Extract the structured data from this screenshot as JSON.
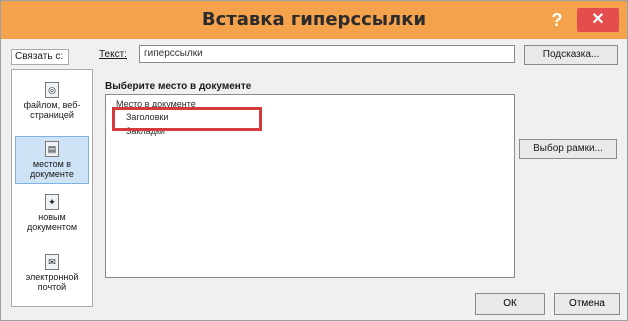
{
  "window": {
    "title": "Вставка гиперссылки",
    "help_icon": "question-mark-icon",
    "help_symbol": "?",
    "close_icon": "close-icon",
    "close_symbol": "✕",
    "accent_color": "#f5a24c",
    "close_color": "#e44d4d"
  },
  "link_to": {
    "label": "Связать с:"
  },
  "text_field": {
    "label": "Текст:",
    "value": "гиперссылки"
  },
  "hint_button": {
    "label": "Подсказка..."
  },
  "sidebar": {
    "items": [
      {
        "label_line1": "файлом, веб-",
        "label_line2": "страницей",
        "icon": "globe-file-icon",
        "selected": false
      },
      {
        "label_line1": "местом в",
        "label_line2": "документе",
        "icon": "document-place-icon",
        "selected": true
      },
      {
        "label_line1": "новым",
        "label_line2": "документом",
        "icon": "new-document-icon",
        "selected": false
      },
      {
        "label_line1": "электронной",
        "label_line2": "почтой",
        "icon": "email-icon",
        "selected": false
      }
    ]
  },
  "main": {
    "choose_label": "Выберите место в документе",
    "tree": [
      "Место в документе",
      "Заголовки",
      "Закладки"
    ]
  },
  "frame_button": {
    "label": "Выбор рамки..."
  },
  "footer": {
    "ok_label": "ОК",
    "cancel_label": "Отмена"
  }
}
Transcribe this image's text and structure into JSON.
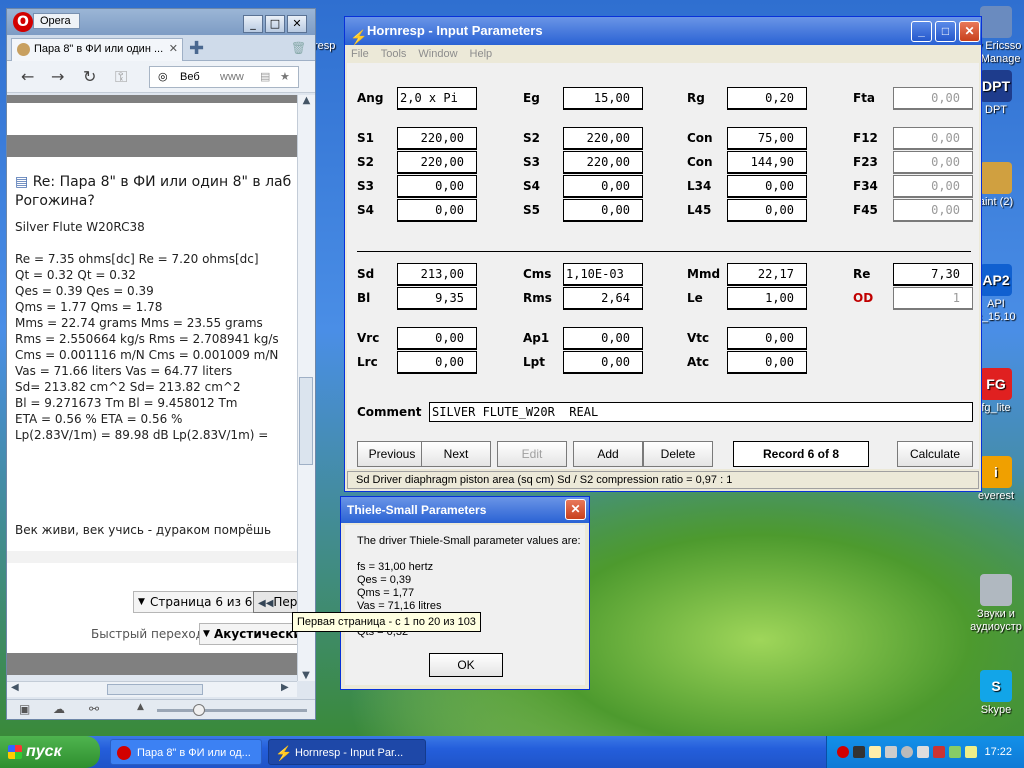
{
  "desktop_icons": [
    {
      "label": "ny Ericsso\ne Manage",
      "icon": "ericsson-icon",
      "color": "#6a8bbf",
      "glyph": ""
    },
    {
      "label": "DPT",
      "icon": "dpt-icon",
      "color": "#1e3c8c",
      "glyph": "DPT"
    },
    {
      "label": "aint (2)",
      "icon": "paint-icon",
      "color": "#d0a040",
      "glyph": ""
    },
    {
      "label": "API\nc_15.10",
      "icon": "ap2-icon",
      "color": "#1060d0",
      "glyph": "AP2"
    },
    {
      "label": "fg_lite",
      "icon": "fg-icon",
      "color": "#e02020",
      "glyph": "FG"
    },
    {
      "label": "everest",
      "icon": "everest-icon",
      "color": "#f0a000",
      "glyph": "i"
    },
    {
      "label": "Звуки и\nаудиоустр",
      "icon": "speaker-icon",
      "color": "#b0b8c0",
      "glyph": ""
    },
    {
      "label": "Skype",
      "icon": "skype-icon",
      "color": "#12a5e8",
      "glyph": "S"
    }
  ],
  "opera": {
    "title": "Opera",
    "tab_title": "Пара 8\" в ФИ или один ...",
    "addr_label": "Веб",
    "addr_text": "www",
    "post_title_1": "Re: Пара 8\" в ФИ или один 8\" в лаб",
    "post_title_2": "Рогожина?",
    "post_lines": [
      "Silver Flute W20RC38",
      "",
      "Re = 7.35 ohms[dc] Re = 7.20 ohms[dc]",
      "Qt = 0.32 Qt = 0.32",
      "Qes = 0.39 Qes = 0.39",
      "Qms = 1.77 Qms = 1.78",
      "Mms = 22.74 grams Mms = 23.55 grams",
      "Rms = 2.550664 kg/s Rms = 2.708941 kg/s",
      "Cms = 0.001116 m/N Cms = 0.001009 m/N",
      "Vas = 71.66 liters Vas = 64.77 liters",
      "Sd= 213.82 cm^2 Sd= 213.82 cm^2",
      "Bl = 9.271673 Tm Bl = 9.458012 Tm",
      "ETA = 0.56 % ETA = 0.56 %",
      "Lp(2.83V/1m) = 89.98 dB Lp(2.83V/1m) ="
    ],
    "signature": "Век живи, век учись - дураком помрёшь",
    "page_indicator": "Страница 6 из 6",
    "first_page_btn": "Пер",
    "quick_jump_label": "Быстрый переход",
    "quick_jump_value": "Акустически"
  },
  "tooltip": "Первая страница - с 1 по 20 из 103",
  "hornresp": {
    "title": "Hornresp - Input Parameters",
    "menu": [
      "File",
      "Tools",
      "Window",
      "Help"
    ],
    "fields": [
      {
        "label": "Ang",
        "value": "2,0 x Pi",
        "left": true
      },
      {
        "label": "Eg",
        "value": "15,00"
      },
      {
        "label": "Rg",
        "value": "0,20"
      },
      {
        "label": "Fta",
        "value": "0,00",
        "disabled": true
      },
      {
        "label": "S1",
        "value": "220,00"
      },
      {
        "label": "S2",
        "value": "220,00"
      },
      {
        "label": "Con",
        "value": "75,00"
      },
      {
        "label": "F12",
        "value": "0,00",
        "disabled": true
      },
      {
        "label": "S2",
        "value": "220,00"
      },
      {
        "label": "S3",
        "value": "220,00"
      },
      {
        "label": "Con",
        "value": "144,90"
      },
      {
        "label": "F23",
        "value": "0,00",
        "disabled": true
      },
      {
        "label": "S3",
        "value": "0,00"
      },
      {
        "label": "S4",
        "value": "0,00"
      },
      {
        "label": "L34",
        "value": "0,00"
      },
      {
        "label": "F34",
        "value": "0,00",
        "disabled": true
      },
      {
        "label": "S4",
        "value": "0,00"
      },
      {
        "label": "S5",
        "value": "0,00"
      },
      {
        "label": "L45",
        "value": "0,00"
      },
      {
        "label": "F45",
        "value": "0,00",
        "disabled": true
      },
      {
        "label": "Sd",
        "value": "213,00"
      },
      {
        "label": "Cms",
        "value": "1,10E-03",
        "left": true
      },
      {
        "label": "Mmd",
        "value": "22,17"
      },
      {
        "label": "Re",
        "value": "7,30"
      },
      {
        "label": "Bl",
        "value": "9,35"
      },
      {
        "label": "Rms",
        "value": "2,64"
      },
      {
        "label": "Le",
        "value": "1,00"
      },
      {
        "label": "OD",
        "value": "1",
        "disabled": true,
        "red": true
      },
      {
        "label": "Vrc",
        "value": "0,00"
      },
      {
        "label": "Ap1",
        "value": "0,00"
      },
      {
        "label": "Vtc",
        "value": "0,00"
      },
      {
        "label": "Lrc",
        "value": "0,00"
      },
      {
        "label": "Lpt",
        "value": "0,00"
      },
      {
        "label": "Atc",
        "value": "0,00"
      }
    ],
    "comment_label": "Comment",
    "comment_value": "SILVER FLUTE_W20R  REAL",
    "buttons": {
      "previous": "Previous",
      "next": "Next",
      "edit": "Edit",
      "add": "Add",
      "delete": "Delete",
      "calculate": "Calculate"
    },
    "record": "Record 6 of 8",
    "status": "Sd   Driver diaphragm piston area  (sq cm)   Sd / S2 compression ratio = 0,97 : 1"
  },
  "thiele_small": {
    "title": "Thiele-Small Parameters",
    "intro": "The driver Thiele-Small parameter values are:",
    "lines": [
      "fs = 31,00 hertz",
      "Qes = 0,39",
      "Qms = 1,77",
      "Vas = 71,16 litres",
      "",
      "Qts = 0,32"
    ],
    "ok": "OK"
  },
  "taskbar": {
    "start": "пуск",
    "tasks": [
      {
        "label": "Пара 8\" в ФИ или од...",
        "icon": "opera-icon"
      },
      {
        "label": "Hornresp - Input Par...",
        "icon": "hornresp-icon"
      }
    ],
    "clock": "17:22"
  }
}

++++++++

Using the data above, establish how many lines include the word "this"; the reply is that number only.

TASK RESPONSE:
2